Background: High levels of β-amyloid (Aβ) characterize Alzheimer disease. Objective: To investigate whether longitudinal changes in Aβ deposition can be detected in vivo in older adults without dementia (hereafter referred to as nondemented). Design: Prospective study. Setting: Community-dwelling older adults. Participants: Twenty-four nondemented participants (4 with a baseline Clinical Dementia Rating Scale score of 0.5; mean [SD] age, 79.2 [8.1] years) in the Baltimore Longitudinal Study of Aging underwent serial carbon 11-labeled Pittsburgh Compound B-positron emission tomography ([11C]PiB-PET) (follow-up at a mean [SD] of 1.5 [0.5] years), with 5 participants undergoing a third [11C]PiB-PET examination. Main Outcome Measures: Annual changes in distribution volume ratio (DVR) were evaluated using a global index of cortical DVR (cDVR) and region-of-interest analyses. Given the variability of cDVR at the initial PiB-PET, annual changes in cDVR in those with minimal vs those with elevated initial cDVR were compared. Results: In nondemented older adults, annual increase in [11C]PiB retention is 0.011 DVR per year (0.9%; P=.01), which localizes to the prefrontal, parietal, lateral temporal, occipital, and anterior and posterior cingulate cortices. Annual change in cDVR is greater in older adults with elevated cDVR than in those with a minimal initial cDVR (P=.006). Conclusions: Fibrillar Aβ detected by [11C]PiB-PET increases over time even in nondemented older adults. Individuals with higher initial [11C]PiB retention have greater rates of Aβ deposition, providing evidence of differential rates of Aβ deposition. Moreover, regional vulnerabilities to Aβ deposition allow for more targeted investigation of early Aβ changes.

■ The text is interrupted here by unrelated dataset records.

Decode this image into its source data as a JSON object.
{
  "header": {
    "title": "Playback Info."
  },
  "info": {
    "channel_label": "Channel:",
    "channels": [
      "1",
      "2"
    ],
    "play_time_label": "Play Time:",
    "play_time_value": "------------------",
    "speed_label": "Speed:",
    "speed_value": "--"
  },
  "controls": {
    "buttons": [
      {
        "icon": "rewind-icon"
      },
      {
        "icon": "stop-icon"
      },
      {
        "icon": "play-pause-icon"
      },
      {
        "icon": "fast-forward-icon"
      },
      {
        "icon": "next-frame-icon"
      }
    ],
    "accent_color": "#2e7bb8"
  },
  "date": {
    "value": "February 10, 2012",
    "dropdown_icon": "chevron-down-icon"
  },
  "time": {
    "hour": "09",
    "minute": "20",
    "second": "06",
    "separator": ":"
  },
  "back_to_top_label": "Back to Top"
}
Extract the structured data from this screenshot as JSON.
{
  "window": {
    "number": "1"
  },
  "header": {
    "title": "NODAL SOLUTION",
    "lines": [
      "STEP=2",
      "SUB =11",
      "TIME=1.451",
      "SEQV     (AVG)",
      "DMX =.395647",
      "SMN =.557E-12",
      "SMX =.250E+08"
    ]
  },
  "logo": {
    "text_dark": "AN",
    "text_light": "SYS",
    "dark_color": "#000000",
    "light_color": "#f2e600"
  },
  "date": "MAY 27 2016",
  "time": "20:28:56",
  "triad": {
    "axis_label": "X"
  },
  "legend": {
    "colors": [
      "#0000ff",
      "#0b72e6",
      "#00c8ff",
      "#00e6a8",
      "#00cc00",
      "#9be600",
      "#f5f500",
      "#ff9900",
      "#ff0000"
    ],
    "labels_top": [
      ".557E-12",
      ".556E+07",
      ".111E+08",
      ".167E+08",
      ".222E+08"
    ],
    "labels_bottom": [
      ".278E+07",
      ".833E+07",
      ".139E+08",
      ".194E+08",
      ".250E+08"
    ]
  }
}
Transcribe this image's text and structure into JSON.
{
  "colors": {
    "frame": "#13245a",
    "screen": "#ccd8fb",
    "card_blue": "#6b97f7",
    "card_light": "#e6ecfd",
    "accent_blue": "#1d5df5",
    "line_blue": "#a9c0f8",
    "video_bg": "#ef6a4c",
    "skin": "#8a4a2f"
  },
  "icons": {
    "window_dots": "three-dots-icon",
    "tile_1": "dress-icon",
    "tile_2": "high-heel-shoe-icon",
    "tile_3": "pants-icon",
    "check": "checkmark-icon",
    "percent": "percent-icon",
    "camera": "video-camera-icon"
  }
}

ASJC Scopus subject areas
- Arts and Humanities (miscellaneous)
- Clinical Neurology